Depending on your company’s ownership structure and limitations on the shares, you may either opt to incorporate yourself or seek advice from a lawyer or accountant.
What are the benefits of incorporating in Alberta?
Incorporating in Alberta can be a very profitable decision for business owners, as the tax rates across the province are some of the lowest in Canada. This means that businesses who choose to incorporate in Alberta can enjoy exemption from provincial sales tax, as well as lower corporate income tax than those observed in other provinces.
In addition, Alberta’s lower corporate tax rate mean businesses can save money in the long term and make their bottom lines more profitable. This financial boon can be especially beneficial for small companies or those who are just starting out, as they will be able to maximize their profits without facing excessive tax liabilities. Furthermore, Alberta’s Department of Business and Economic Development offers incentives for businesses that choose to incorporate in the province, such as investment grants, tax credits and funding opportunities.
What are the benefits of incorporating in BC?
Incorporating your business in British Columbia can provide you with numerous tax benefits, which may help increase the profitability of your venture. Here are some potential tax benefits you may be able to take advantage of when incorporating in British Columbia:
- Tax Credits: There are several provincial and federal government programs that offer tax credits and deductions that you may be eligible for when incorporating in British Columbia.
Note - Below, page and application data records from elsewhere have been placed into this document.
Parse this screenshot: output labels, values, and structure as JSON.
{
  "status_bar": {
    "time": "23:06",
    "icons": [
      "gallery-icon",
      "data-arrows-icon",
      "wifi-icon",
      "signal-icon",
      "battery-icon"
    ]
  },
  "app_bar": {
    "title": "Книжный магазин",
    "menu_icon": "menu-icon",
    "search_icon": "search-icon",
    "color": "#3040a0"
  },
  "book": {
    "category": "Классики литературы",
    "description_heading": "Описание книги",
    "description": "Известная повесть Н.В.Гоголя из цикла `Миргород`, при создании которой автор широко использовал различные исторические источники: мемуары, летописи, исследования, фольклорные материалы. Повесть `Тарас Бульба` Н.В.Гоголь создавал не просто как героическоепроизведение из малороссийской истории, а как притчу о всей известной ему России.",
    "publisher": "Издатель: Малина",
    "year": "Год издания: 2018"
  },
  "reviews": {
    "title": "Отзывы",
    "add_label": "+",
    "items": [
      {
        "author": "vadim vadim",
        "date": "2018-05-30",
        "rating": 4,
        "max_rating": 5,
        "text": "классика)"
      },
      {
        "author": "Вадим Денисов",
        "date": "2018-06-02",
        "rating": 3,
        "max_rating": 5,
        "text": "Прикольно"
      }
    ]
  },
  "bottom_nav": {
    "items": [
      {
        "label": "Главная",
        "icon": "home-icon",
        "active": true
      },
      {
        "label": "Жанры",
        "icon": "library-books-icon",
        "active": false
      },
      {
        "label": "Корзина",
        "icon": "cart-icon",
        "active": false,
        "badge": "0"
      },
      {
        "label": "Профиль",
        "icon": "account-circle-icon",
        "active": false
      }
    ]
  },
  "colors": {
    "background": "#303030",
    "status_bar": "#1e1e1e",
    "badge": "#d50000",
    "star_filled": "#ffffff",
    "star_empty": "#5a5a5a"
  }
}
These include the Small Business Venture Capital Tax Credit, the Scientific Research and Experimental Development Tax Credit, and the BC Mining Flow-Through Share Tax Credit.
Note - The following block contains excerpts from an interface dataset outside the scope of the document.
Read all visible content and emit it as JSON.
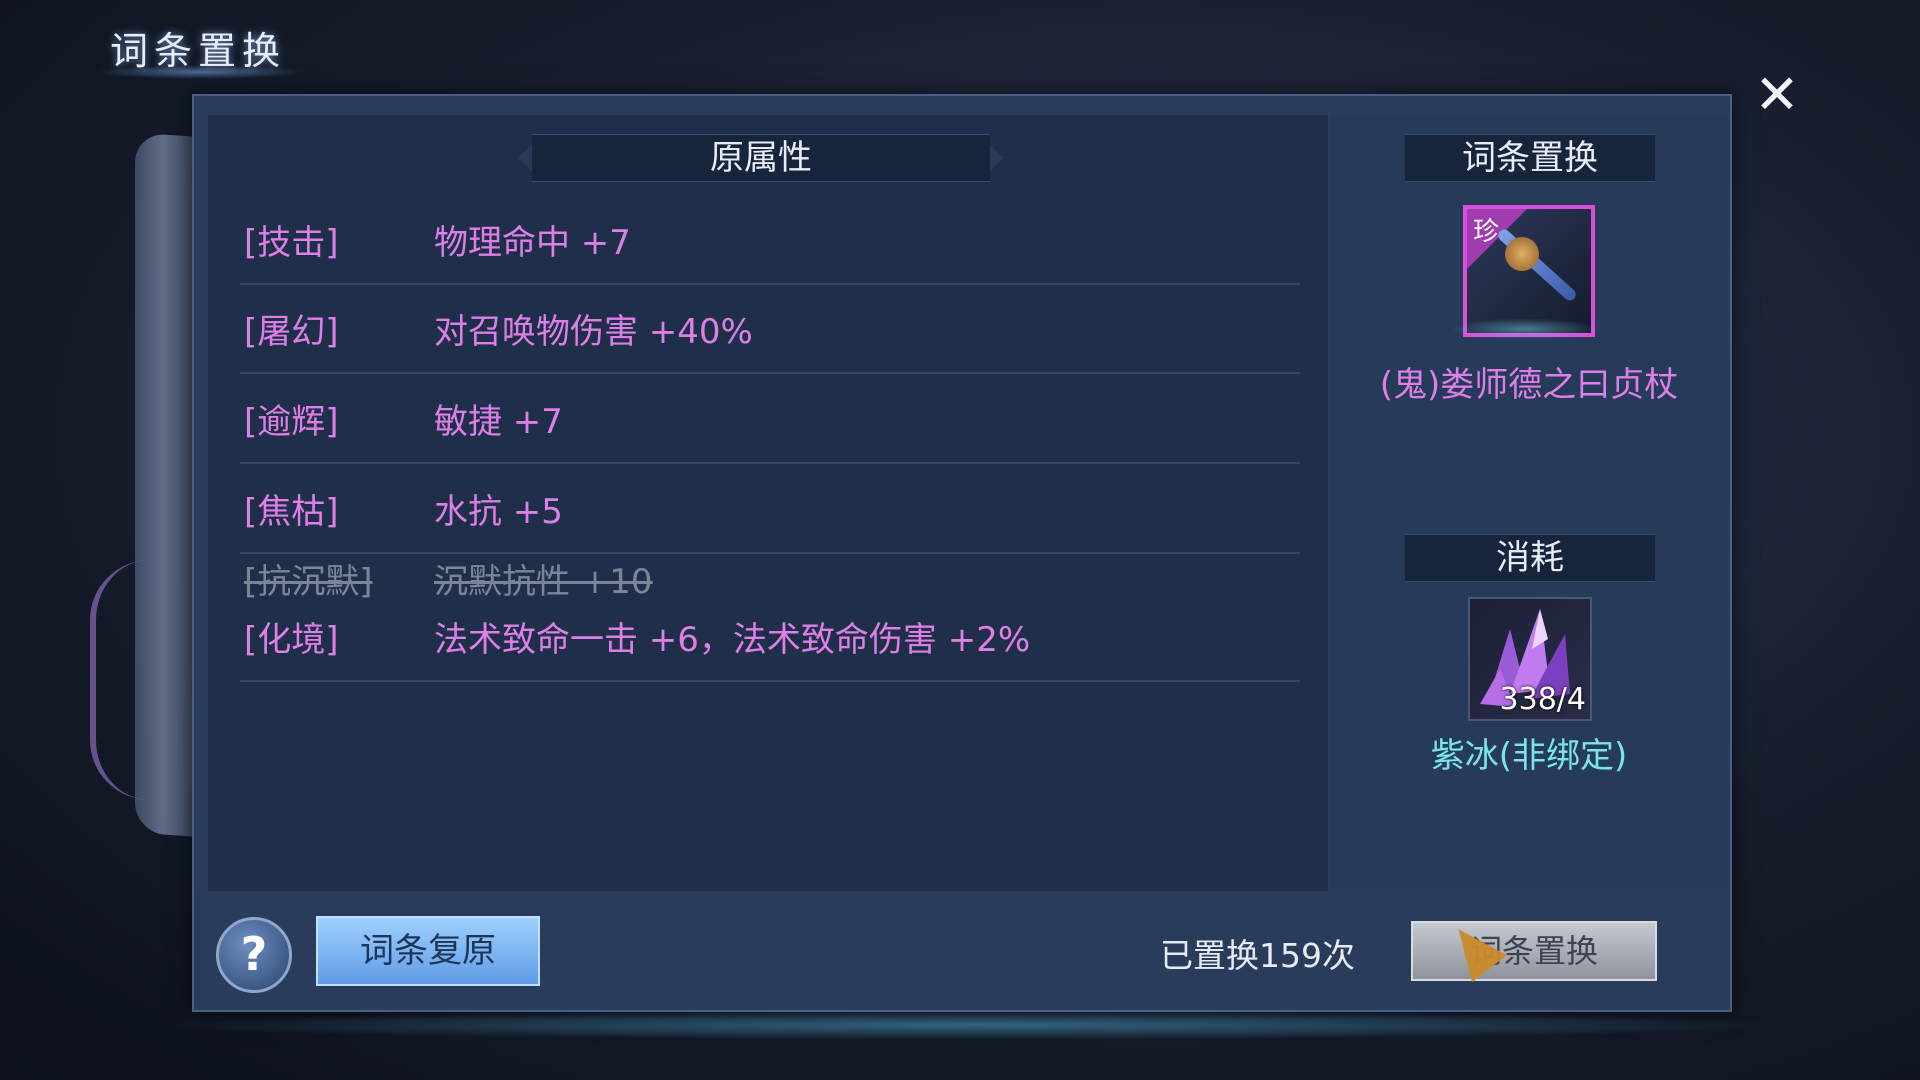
{
  "window": {
    "title": "词条置换",
    "close_icon": "close-icon"
  },
  "original": {
    "header": "原属性",
    "rows": [
      {
        "tag": "[技击]",
        "value": "物理命中 +7"
      },
      {
        "tag": "[屠幻]",
        "value": "对召唤物伤害 +40%"
      },
      {
        "tag": "[逾辉]",
        "value": "敏捷 +7"
      },
      {
        "tag": "[焦枯]",
        "value": "水抗 +5"
      },
      {
        "tag": "[抗沉默]",
        "value": "沉默抗性 +10",
        "struck": true
      },
      {
        "tag": "[化境]",
        "value": "法术致命一击 +6，法术致命伤害 +2%"
      }
    ]
  },
  "target": {
    "header": "词条置换",
    "item": {
      "rarity": "珍",
      "name": "(鬼)娄师德之曰贞杖",
      "icon": "staff-icon"
    }
  },
  "cost": {
    "header": "消耗",
    "material": {
      "count": "338/4",
      "name": "紫冰(非绑定)",
      "icon": "crystal-icon"
    }
  },
  "footer": {
    "help": "?",
    "restore_label": "词条复原",
    "replaced_count": "已置换159次",
    "replace_label": "词条置换"
  },
  "colors": {
    "attribute": "#dd7fe6",
    "material": "#7be3ea",
    "panel": "#2b3d5c"
  }
}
- Low Corporate Income Tax: British Columbia has one of Canada’s lowest corporate income tax rates, which is currently set at 11%. This rate applies to all active businesses up to a taxable income of $500,000.
- Investment Incentives: The province of British Columbia offers various incentives to help attract new business investments and encourage existing industries to expand their operations within the province. These incentives are designed to increase employment opportunities as well as investment into research and development within British Columbia.
By taking full advantage of these incentives available when incorporating in British Columbia, you would be able to maximize your business’s profitability and reduce taxes payable.
What is the cost to incorporate in BC?
Incorporating a business in British Columbia comes with associated costs. Depending on the exact processes and documents involved, the filing fees for incorporating a business by yourself in BC range from $350 to $400. Doing it yourself also comes with its own set of risks and potential for costly mistakes that could be avoided by working with a legal professional. A lawyer who specializes in BC’s laws and regulations could help ensure success and save you from having to pay costly fees down the road.
Finally, there are other administrative costs associated with incorporating a business in BC that may be required by law. These costs include registering your company’s name, licensing any special services or products you intend to provide, and obtaining professional insurance coverage if necessary. All of these costs should be budgeted for when incorporating your business in BC.
We Can Help
When deciding to incorporate a business, it’s important to be aware of all the facets that could come into play. We understand that this can be an overwhelming process and are here to provide the guidance and support necessary to ensure your business venture is set up for success. Our team of experienced corporate accountants has the expertise and knowledge required to assist in the incorporation process, from start to finish.